K: Creating music scores is very different. For example, you have to tell a story with your music in a matter of seconds, not minutes. Also, music for films helps push my creative boundaries. When making music for records, more often than not, labels want you to stay in a specific box, depending on what genre of music the artist is in. Creative opportunities are what I strive for and film music allows for that…I also can’t help but mention the pay is 100 times better!
I: You have really walked down many paths in the music industry. You must have had first row seats to its evolution over the past few decades, then. What has it been like to see the industry evolve over time, and to see the production, producers and artists change? What’s your take?
K: Sometimes I feel like a vampire, in the immortal sense. My world keeps changing around me and technology has made it an awesome time to be in music. So much has evolved in just the last few years, let alone the past decade. But, I still feel 16 and have the same drive, wants and ambitions. It’s refreshing, challenging and welcome all at the same time. As far as the music itself, the beats that make up new music continue to be original and fresh, especially in hip-hop. Unfortunately, the song lyrics are saying the same old thing. I see a serious lack in creative writing in hip-hop and R&B music.
I: You’ve done so much already. But, what have you got coming up next?
K: One of my pet projects for a few years now has been working with an Atlantic Records artist, Lauriana Mae. I’m hoping the label will release her album later this year! I also have releases on albums for Chanté Moore, Busta Rhymes, Algebra Blessett and Vivian Green coming up. In addition to my production work, I am part of a classic hip-hop group called The Alumni. The group is comprised of legendary hip-hop artists Special Ed, Chubb Rock, Dana Dane and Monie Love. We are currently on tour. Last but not least, I’m an avid comic book, toy and sneaker geek. My personal passions led me to create a lifestyle brand called GEEKMODE. I have developed an entire website dedicated to this culture that can be viewed at www.geekmodeonline.com.
I: And, for anyone else that wants to walk your path and find a way in the music industry, what is the best piece of advice you can offer that person?

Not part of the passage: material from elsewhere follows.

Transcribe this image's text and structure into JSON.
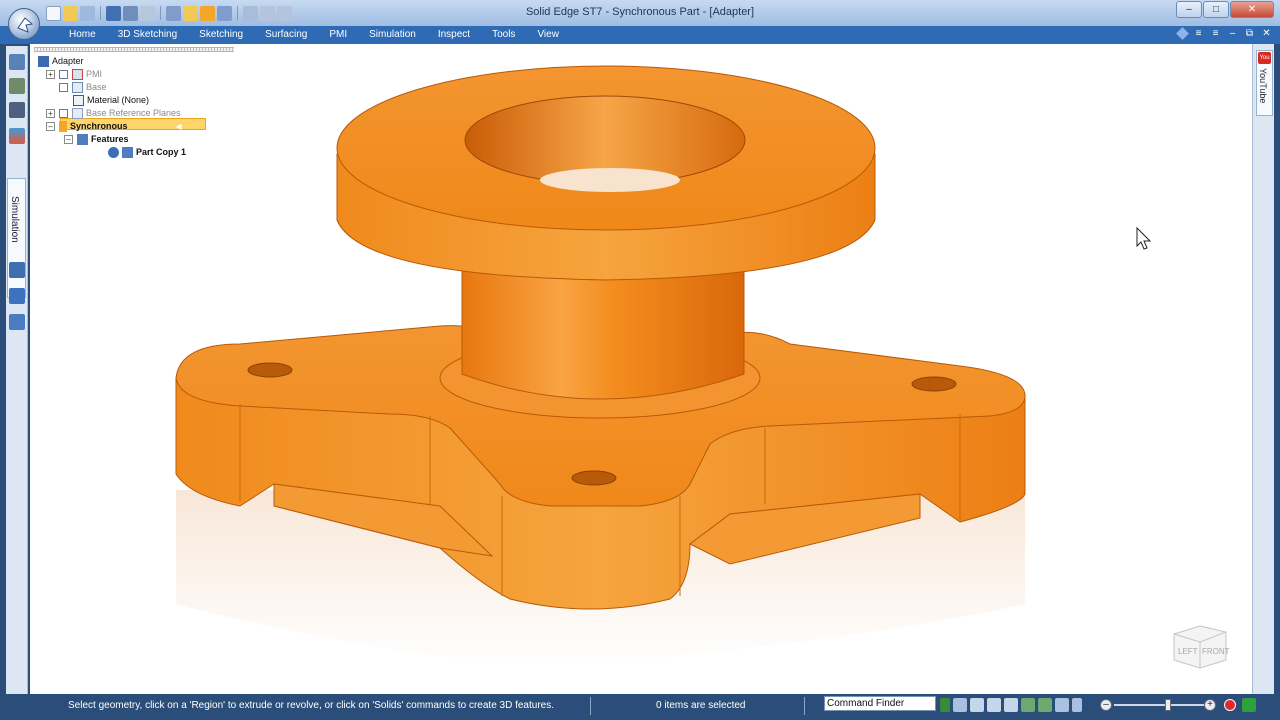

K: Find your own voice and don’t try to be the “next” anyone. Be you!
*You can continue to keep up with Kwame Holland over social media!